While the author provides some neat frameworks that can be used to make more informed decisions about how to donate time and money in more efficient ways, unfortunately I feel the book takes these ideas to far too much of an extreme. I felt that the book presented the techniques of the Effective Alturism movement as some kind of objective science, when in fact I believe them to be extremely subjective (will get onto why later).

The book opens with an anecdote of a charity effort that received a lot of media attention, in which water pumps in rural Africa were replaced with children's roundabouts. Anyone who has a basic understanding of physics, and has ever played on a roundabout, should be able to understand why this is a flawed idea. Yet MacAskill really goes to town with pointing out his intellectual superiority over this misguided attempt at alturism. Overall I found the whole book to carry through this same frustratingly smug tone.

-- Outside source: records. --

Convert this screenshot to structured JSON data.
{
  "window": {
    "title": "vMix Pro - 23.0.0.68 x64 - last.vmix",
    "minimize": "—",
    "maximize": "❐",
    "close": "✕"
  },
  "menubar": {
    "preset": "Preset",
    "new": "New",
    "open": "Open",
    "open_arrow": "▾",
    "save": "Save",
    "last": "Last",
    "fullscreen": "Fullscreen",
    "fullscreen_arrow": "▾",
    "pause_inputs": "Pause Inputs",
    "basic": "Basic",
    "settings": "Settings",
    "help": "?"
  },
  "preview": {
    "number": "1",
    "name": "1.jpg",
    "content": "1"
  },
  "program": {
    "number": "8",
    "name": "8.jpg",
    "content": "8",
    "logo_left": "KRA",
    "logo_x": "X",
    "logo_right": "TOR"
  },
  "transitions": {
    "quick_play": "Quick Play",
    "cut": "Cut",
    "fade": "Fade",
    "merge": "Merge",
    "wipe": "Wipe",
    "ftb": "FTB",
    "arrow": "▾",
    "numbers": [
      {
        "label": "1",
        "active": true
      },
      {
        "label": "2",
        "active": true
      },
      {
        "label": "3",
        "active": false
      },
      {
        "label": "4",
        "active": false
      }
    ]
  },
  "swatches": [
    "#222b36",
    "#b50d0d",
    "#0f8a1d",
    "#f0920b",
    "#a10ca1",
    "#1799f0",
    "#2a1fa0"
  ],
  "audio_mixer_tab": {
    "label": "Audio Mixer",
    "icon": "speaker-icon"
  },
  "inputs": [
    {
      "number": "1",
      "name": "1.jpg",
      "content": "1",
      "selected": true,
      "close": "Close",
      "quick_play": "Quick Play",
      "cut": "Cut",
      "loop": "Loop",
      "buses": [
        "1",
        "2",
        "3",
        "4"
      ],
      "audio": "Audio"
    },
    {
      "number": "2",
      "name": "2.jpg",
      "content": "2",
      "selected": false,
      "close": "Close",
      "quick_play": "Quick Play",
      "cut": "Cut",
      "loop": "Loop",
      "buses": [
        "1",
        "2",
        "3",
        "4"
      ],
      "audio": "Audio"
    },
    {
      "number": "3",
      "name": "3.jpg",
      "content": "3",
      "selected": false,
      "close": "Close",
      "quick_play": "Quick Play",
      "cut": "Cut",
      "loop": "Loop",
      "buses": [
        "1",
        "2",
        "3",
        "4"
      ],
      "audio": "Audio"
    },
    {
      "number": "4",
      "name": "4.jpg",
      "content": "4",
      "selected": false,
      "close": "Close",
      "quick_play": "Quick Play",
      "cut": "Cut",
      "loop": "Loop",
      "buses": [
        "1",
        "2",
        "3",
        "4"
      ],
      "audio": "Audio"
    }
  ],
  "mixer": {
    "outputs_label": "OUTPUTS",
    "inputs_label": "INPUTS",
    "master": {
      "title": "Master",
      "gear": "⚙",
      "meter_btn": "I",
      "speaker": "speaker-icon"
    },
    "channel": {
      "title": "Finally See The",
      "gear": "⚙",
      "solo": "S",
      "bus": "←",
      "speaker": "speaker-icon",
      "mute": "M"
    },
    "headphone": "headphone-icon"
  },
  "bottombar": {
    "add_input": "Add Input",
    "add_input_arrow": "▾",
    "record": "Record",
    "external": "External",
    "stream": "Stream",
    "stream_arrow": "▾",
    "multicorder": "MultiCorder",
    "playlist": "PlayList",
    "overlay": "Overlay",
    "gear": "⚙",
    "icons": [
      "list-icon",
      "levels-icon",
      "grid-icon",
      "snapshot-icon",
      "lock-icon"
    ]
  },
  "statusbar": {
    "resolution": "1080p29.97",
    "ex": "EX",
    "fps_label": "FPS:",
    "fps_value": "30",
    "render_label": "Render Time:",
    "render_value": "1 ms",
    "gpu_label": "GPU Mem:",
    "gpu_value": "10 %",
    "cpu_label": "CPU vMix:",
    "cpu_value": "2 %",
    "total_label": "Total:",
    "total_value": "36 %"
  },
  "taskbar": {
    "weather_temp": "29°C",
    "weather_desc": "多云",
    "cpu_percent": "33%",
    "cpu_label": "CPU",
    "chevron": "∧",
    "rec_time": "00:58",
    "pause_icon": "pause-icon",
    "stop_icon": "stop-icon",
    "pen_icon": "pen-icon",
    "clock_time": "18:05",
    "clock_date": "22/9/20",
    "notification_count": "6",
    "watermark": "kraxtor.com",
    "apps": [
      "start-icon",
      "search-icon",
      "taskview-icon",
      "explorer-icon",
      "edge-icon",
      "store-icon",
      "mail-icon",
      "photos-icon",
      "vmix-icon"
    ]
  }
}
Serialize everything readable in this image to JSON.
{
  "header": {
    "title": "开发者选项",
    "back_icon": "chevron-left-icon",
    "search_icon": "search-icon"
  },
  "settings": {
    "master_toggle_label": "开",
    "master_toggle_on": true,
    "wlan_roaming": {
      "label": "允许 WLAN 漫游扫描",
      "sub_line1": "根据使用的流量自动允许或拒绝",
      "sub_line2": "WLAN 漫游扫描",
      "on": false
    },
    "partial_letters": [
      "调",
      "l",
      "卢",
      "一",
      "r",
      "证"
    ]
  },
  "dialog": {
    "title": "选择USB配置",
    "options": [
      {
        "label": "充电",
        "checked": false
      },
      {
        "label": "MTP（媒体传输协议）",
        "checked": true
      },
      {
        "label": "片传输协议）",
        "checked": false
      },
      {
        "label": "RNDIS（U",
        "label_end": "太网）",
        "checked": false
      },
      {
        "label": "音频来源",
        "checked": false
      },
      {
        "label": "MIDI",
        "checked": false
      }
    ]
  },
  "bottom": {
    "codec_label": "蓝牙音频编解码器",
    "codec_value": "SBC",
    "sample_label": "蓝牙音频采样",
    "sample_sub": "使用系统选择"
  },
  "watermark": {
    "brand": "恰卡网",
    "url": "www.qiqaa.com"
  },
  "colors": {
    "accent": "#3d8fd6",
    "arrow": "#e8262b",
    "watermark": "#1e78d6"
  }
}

My overall belief on the argument presented is that, the world is infinitely complex, and no human or computer will ever be able to accurately model and predict the most effective courses of actions for solving it's problems, or providing the most "quality adjusted life years" once you look outside the very immediate consequences of actions. Therefore getting too wrapped up in any system of quantification and metrics over something so complex is a futile oversimplification.

In my opinion, the EA movement falls victim to the exact same trap they criticise others for, of doing good because it makes them feel better. The only difference being that they need a lot more logic and statistics to satisfy their own belief that they've done something objectively "good". This results in an abandonment of common sense, and the cracks in the logic start to show as the movement advances towards ridiculous extremes.

Having said all this, if taken with a grain of salt, this book does contain some nice ideas on how decisions related to alturism can be better informed.